Parsing Blog Data using getStaticProps

Pre-rendering and Data Fetching

  • After installing gray-matter we parse the markdown posts by creating lib/posts.js file in the top domain. Then we import the function in pages/index.js as
import { getSortedPostsData } from '../lib/posts'

Then we call this function in getStaticProps and return the result inside the props key as

export async function getStaticProps(){
    const allPostsData = getSortedPostsData()
    return {
        props: {

And then allPostsData prop will be passed to the Home component.

export default function Home ({ allPostsData }) { ... }

To display the data -

{{id, date, title}) => (
    <li className={utilStyles.listItem} key={id}>
        <br />
        <br />

We successfully fetch external data (from the file system)and pre-render the index page with this data -

Data Fetching and Pre-rendering

Fetch External API or Query Database

import fetch from 'node-fetch'

export async function getSortedPostsData(){
    //Instead of the file system, fetch post data from an external API endpoint
    const res = await fetch('..')
    return res.json()

Querying Database Directly

import someDatabaseSDK from 'someDatabaseSDK'

const databaseClient = someDatabaseSDK.createClient(...)

export async function getSortedPostsData(){
    //Instead of the file system, fetch post data from a database
    return databaseClient.query('SELECT posts...')
  • This is possible because getStaticProps runs only on the server-side. It will never be run on the client-side. It won't even be included in the JS bundle for the browser. That means you can write code such as direct database queries without them being sent to browsers.

Development Vs. Production

  • In development (npm run dev or yarn dev), getStaticProps runs on every request while in production, getStaticProps runs at build time.

Because it's meant to be run at build time, we won't be able to use data that's only available during request time, such as query parameters or HTTP headers.

  • Also getStaticProps can only be exported from a page. We can't export it from non-page files. One of the reasons for this restriction is that React needs to have all the required data before the page is rendered.

Fetching Data at Request Time

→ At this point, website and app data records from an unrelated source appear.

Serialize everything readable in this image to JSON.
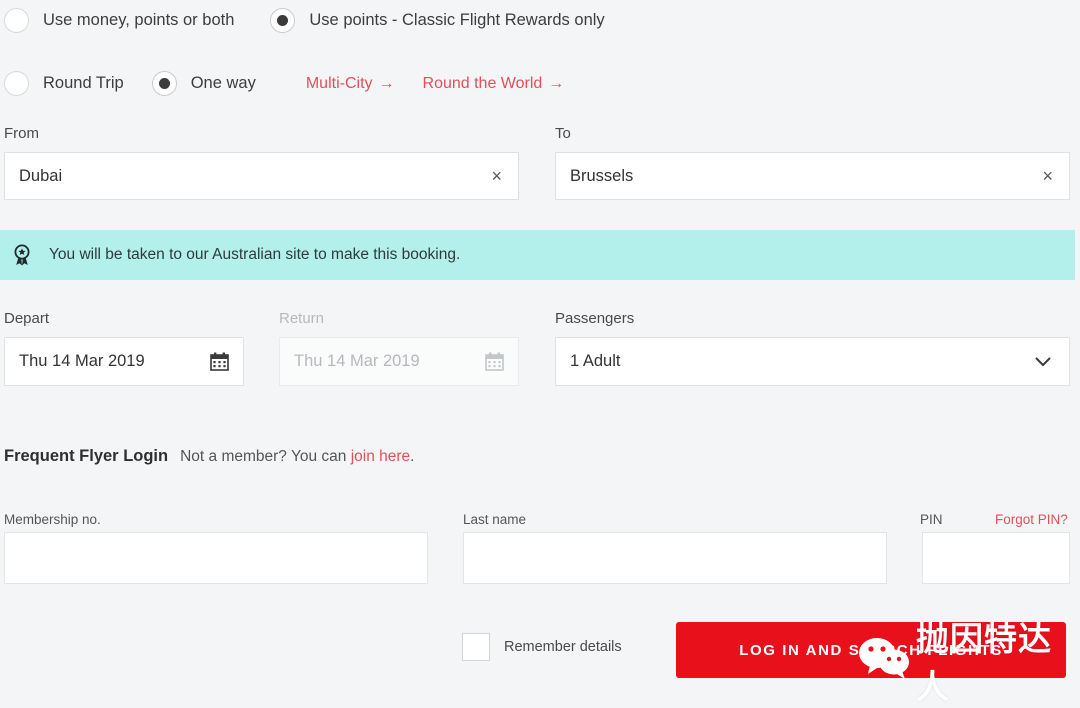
{
  "fare_options": {
    "items": [
      {
        "label": "Use money, points or both",
        "selected": false
      },
      {
        "label": "Use points - Classic Flight Rewards only",
        "selected": true
      }
    ]
  },
  "trip_options": {
    "items": [
      {
        "label": "Round Trip",
        "selected": false
      },
      {
        "label": "One way",
        "selected": true
      }
    ],
    "links": [
      {
        "label": "Multi-City",
        "arrow": "→"
      },
      {
        "label": "Round the World",
        "arrow": "→"
      }
    ]
  },
  "route": {
    "from_label": "From",
    "from_value": "Dubai",
    "to_label": "To",
    "to_value": "Brussels",
    "clear_glyph": "×"
  },
  "notice": {
    "icon": "award-ribbon-icon",
    "message": "You will be taken to our Australian site to make this booking."
  },
  "dates": {
    "depart_label": "Depart",
    "depart_value": "Thu 14 Mar 2019",
    "return_label": "Return",
    "return_value": "Thu 14 Mar 2019",
    "passengers_label": "Passengers",
    "passengers_value": "1 Adult"
  },
  "frequent_flyer": {
    "title": "Frequent Flyer Login",
    "subtitle_before": "Not a member? You can ",
    "join_link": "join here",
    "subtitle_after": ".",
    "membership_label": "Membership no.",
    "membership_value": "",
    "lastname_label": "Last name",
    "lastname_value": "",
    "pin_label": "PIN",
    "pin_value": "",
    "forgot_pin_label": "Forgot PIN?",
    "remember_label": "Remember details",
    "remember_checked": false,
    "submit_label": "LOG IN AND SEARCH FLIGHTS"
  },
  "watermark": {
    "icon": "wechat-icon",
    "text": "抛因特达人"
  },
  "colors": {
    "accent_red": "#e0505a",
    "button_red": "#e8111b",
    "notice_teal": "#b3f0ec",
    "page_bg": "#f4f5f6"
  }
}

  • If we need to fetch data at request time instead of build time, we can try Server-side Rendering. Here, we need to export getServerSideProps instead of getStaticProps from your page.
export async function getServerSideProps(context){
        props: {
            // props for your component

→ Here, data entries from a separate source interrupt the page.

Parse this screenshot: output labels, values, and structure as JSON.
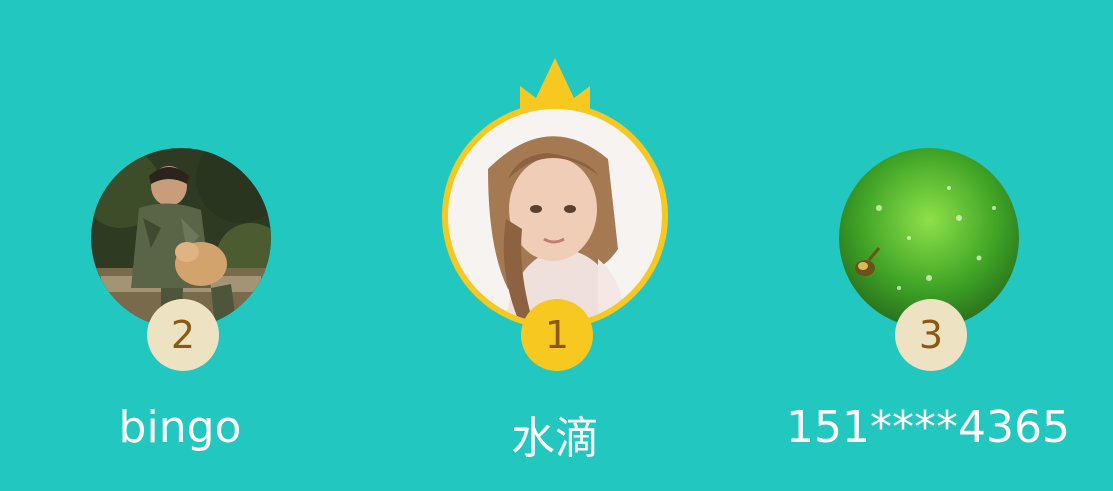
{
  "leaderboard": [
    {
      "rank": "2",
      "name": "bingo"
    },
    {
      "rank": "1",
      "name": "水滴"
    },
    {
      "rank": "3",
      "name": "151****4365"
    }
  ],
  "colors": {
    "background": "#22c8c0",
    "gold": "#f7c820",
    "badge_silver": "#ede3c3",
    "badge_text": "#8a5a12",
    "name_text": "#ffffff"
  },
  "icons": {
    "first_place": "crown-icon"
  }
}
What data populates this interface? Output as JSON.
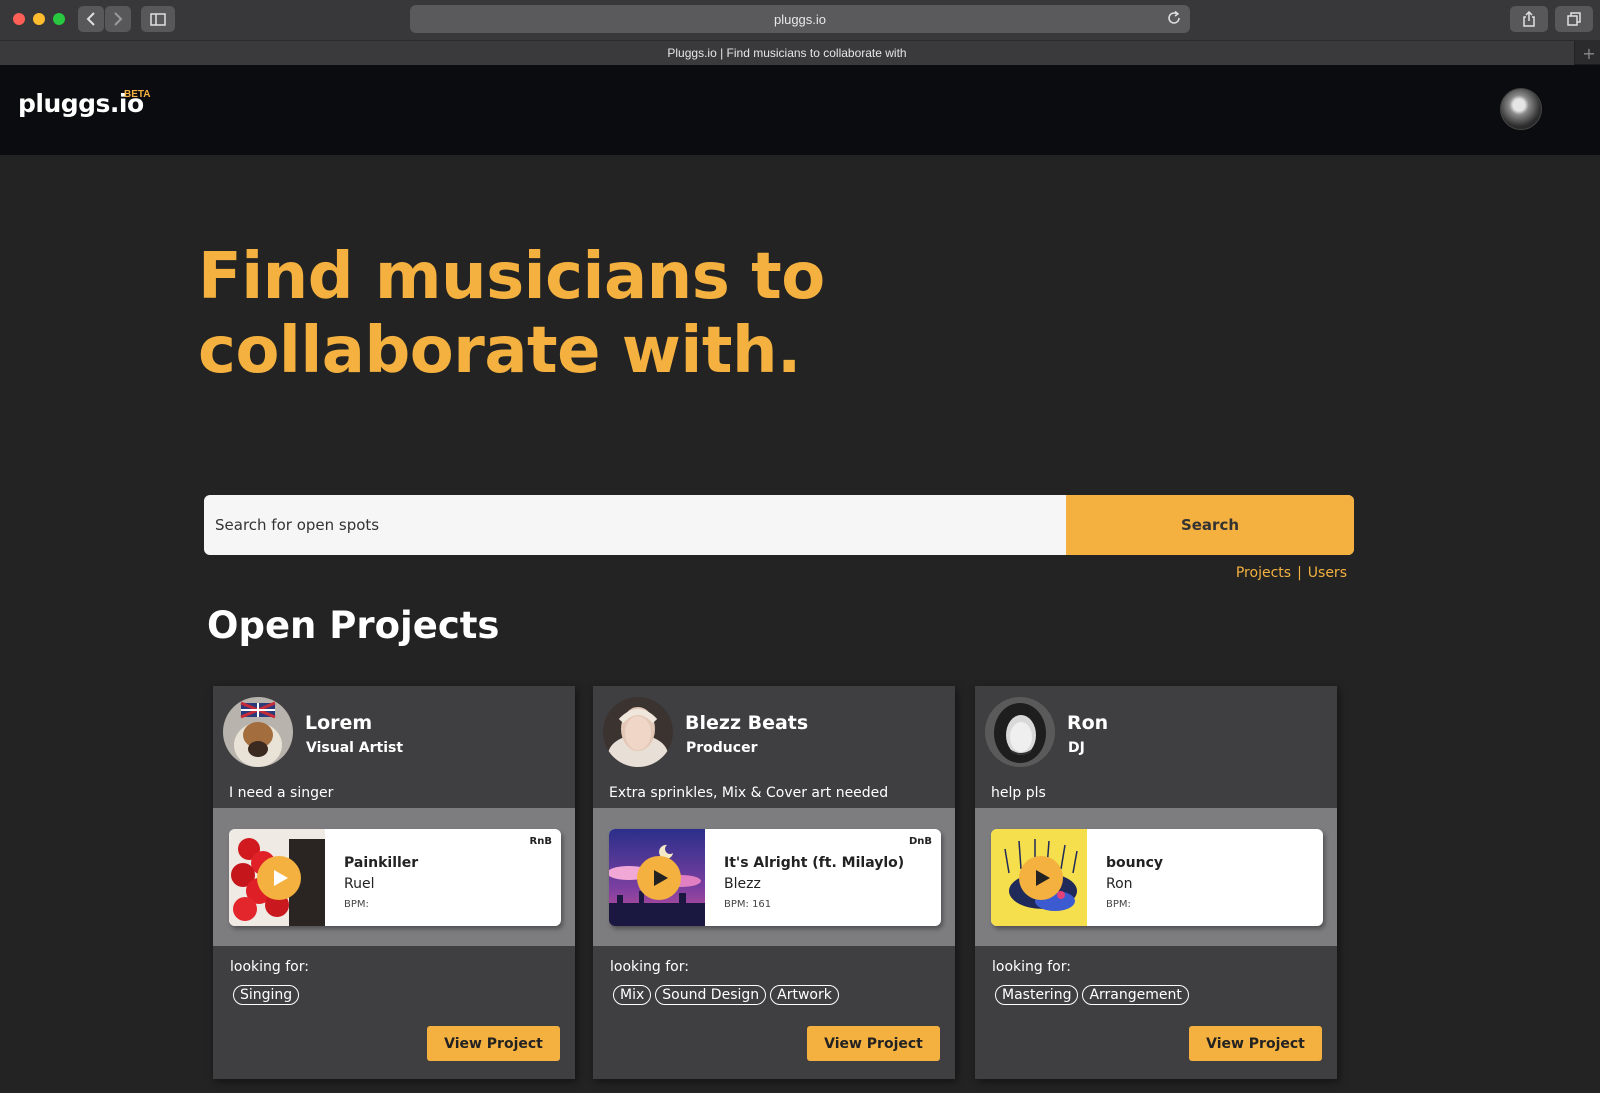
{
  "browser": {
    "url": "pluggs.io",
    "tab_title": "Pluggs.io | Find musicians to collaborate with",
    "new_tab_symbol": "+",
    "icons": [
      "back-icon",
      "forward-icon",
      "sidebar-icon",
      "reload-icon",
      "share-icon",
      "tabs-icon"
    ]
  },
  "header": {
    "logo": "pluggs.io",
    "beta": "BETA"
  },
  "hero": {
    "line1": "Find musicians to",
    "line2": "collaborate with."
  },
  "search": {
    "placeholder": "Search for open spots",
    "button_label": "Search",
    "toggle_projects": "Projects",
    "toggle_separator": "|",
    "toggle_users": "Users"
  },
  "section_title": "Open Projects",
  "cards": [
    {
      "name": "Lorem",
      "role": "Visual Artist",
      "description": "I need a singer",
      "track": {
        "genre": "RnB",
        "title": "Painkiller",
        "artist": "Ruel",
        "bpm": "BPM:"
      },
      "looking_for_label": "looking for:",
      "tags": [
        "Singing"
      ],
      "button_label": "View Project"
    },
    {
      "name": "Blezz Beats",
      "role": "Producer",
      "description": "Extra sprinkles, Mix & Cover art needed",
      "track": {
        "genre": "DnB",
        "title": "It's Alright (ft. Milaylo)",
        "artist": "Blezz",
        "bpm": "BPM: 161"
      },
      "looking_for_label": "looking for:",
      "tags": [
        "Mix",
        "Sound Design",
        "Artwork"
      ],
      "button_label": "View Project"
    },
    {
      "name": "Ron",
      "role": "DJ",
      "description": "help pls",
      "track": {
        "genre": "",
        "title": "bouncy",
        "artist": "Ron",
        "bpm": "BPM:"
      },
      "looking_for_label": "looking for:",
      "tags": [
        "Mastering",
        "Arrangement"
      ],
      "button_label": "View Project"
    }
  ],
  "colors": {
    "accent": "#f4b13f",
    "background": "#232323",
    "card": "#3f3f41",
    "track_area": "#7d7d80"
  }
}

Server-side Rendering with Data

We should use getServerSideProps only if we need to pre-render a page whose data must be fetched at request time. TTFB (Time to First Byte) will be slower than getStaticProps because the server must compute the result on every request, and the result cannot be cached by a CDN without extra configuration.

Client-Side Rendering

  • As alternative strategy to pre-rendering, we can Statically generate (pre-render) only parts of the page that do not require external data and then fetch external data from the client using JavaScript when the page loads and populate the remaining parts.

Selective Pre-Rendering and Client-Side Rendering

e.g - In user dashboard like pages, we can use this approach because it is a private, user-specific page, SEO is not relevant, and the page doesn't need to be pre-rendered. Data is frequently updated, which required request-time data fetching.

SWR - React Hook for Data Fetching

  • Highly recommended when fetching data on the client side. It handles caching, revalidation, focus tracking, refetching on interval, and more.
import useSWR from 'swr'

function Profile(){
    const {data, error} = useSWR('/api/user',fetch)

    if (error) return <div> failed to load </div>
    if (!data) return <div> loading...</div>
    return <div> hello {}!</div>